**PROBLEM DETAILS:** Repeat each entry below exactly, omitting any picture it holds.

+ + + + +

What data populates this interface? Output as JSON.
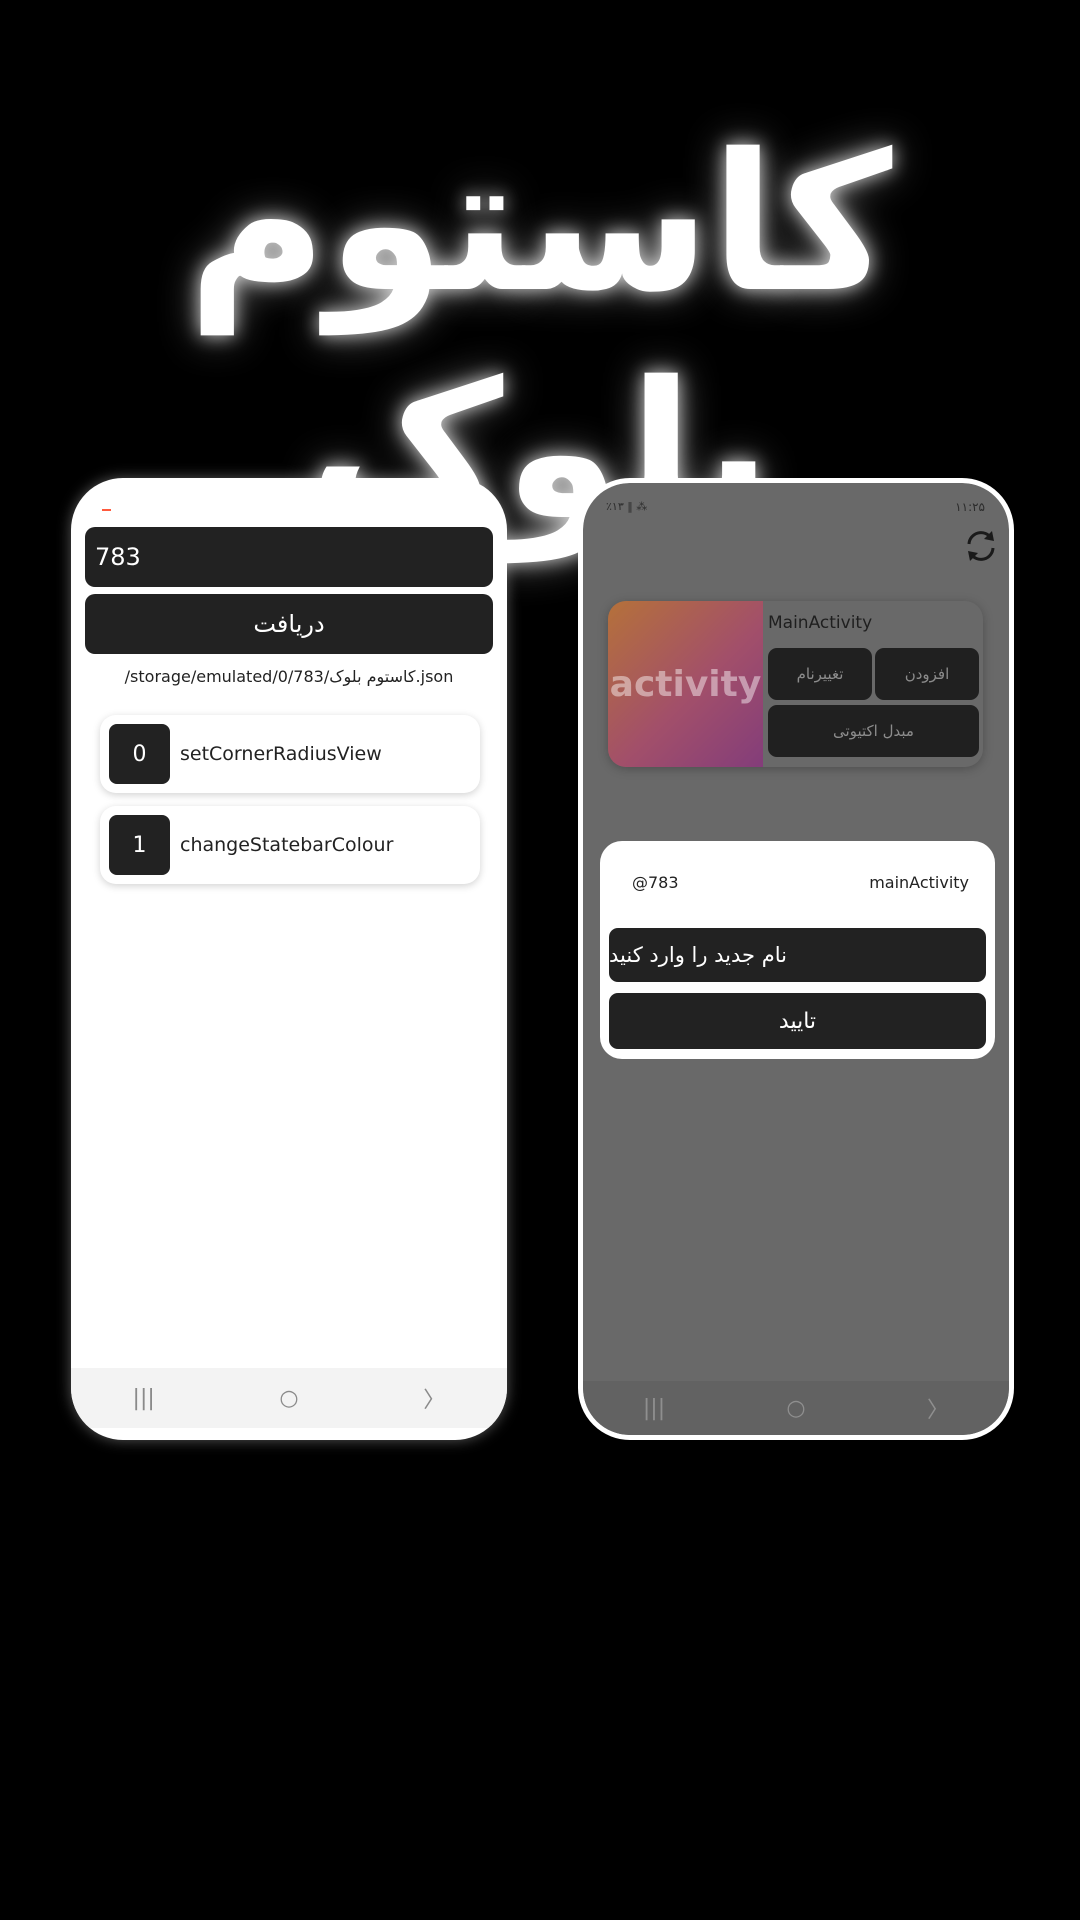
{
  "title": "کاستوم بلوک",
  "left_phone": {
    "id_input_value": "783",
    "receive_button": "دریافت",
    "path": "/storage/emulated/0/783/کاستوم بلوک.json",
    "blocks": [
      {
        "index": "0",
        "name": "setCornerRadiusView"
      },
      {
        "index": "1",
        "name": "changeStatebarColour"
      }
    ],
    "nav": {
      "recents": "|||",
      "home": "○",
      "back": "〉"
    }
  },
  "right_phone": {
    "status_left": "٪۱۳ ‖ ⁂",
    "status_right": "۱۱:۲۵",
    "card": {
      "image_text": "activity",
      "title": "MainActivity",
      "add_button": "افزودن",
      "rename_button": "تغییرنام",
      "converter_button": "مبدل اکتیوتی"
    },
    "dialog": {
      "handle": "@783",
      "name": "mainActivity",
      "new_name_input": "نام جدید را وارد کنید",
      "confirm_button": "تایید"
    },
    "nav": {
      "recents": "|||",
      "home": "○",
      "back": "〉"
    }
  }
}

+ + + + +

**SOLUTION:**
What data populates this interface? Output as JSON.
{
  "title": "کاستوم بلوک",
  "left_phone": {
    "id_input_value": "783",
    "receive_button": "دریافت",
    "path": "/storage/emulated/0/783/کاستوم بلوک.json",
    "blocks": [
      {
        "index": "0",
        "name": "setCornerRadiusView"
      },
      {
        "index": "1",
        "name": "changeStatebarColour"
      }
    ],
    "nav": {
      "recents": "|||",
      "home": "○",
      "back": "〉"
    }
  },
  "right_phone": {
    "status_left": "٪۱۳ ‖ ⁂",
    "status_right": "۱۱:۲۵",
    "card": {
      "image_text": "activity",
      "title": "MainActivity",
      "add_button": "افزودن",
      "rename_button": "تغییرنام",
      "converter_button": "مبدل اکتیوتی"
    },
    "dialog": {
      "handle": "@783",
      "name": "mainActivity",
      "new_name_input": "نام جدید را وارد کنید",
      "confirm_button": "تایید"
    },
    "nav": {
      "recents": "|||",
      "home": "○",
      "back": "〉"
    }
  }
}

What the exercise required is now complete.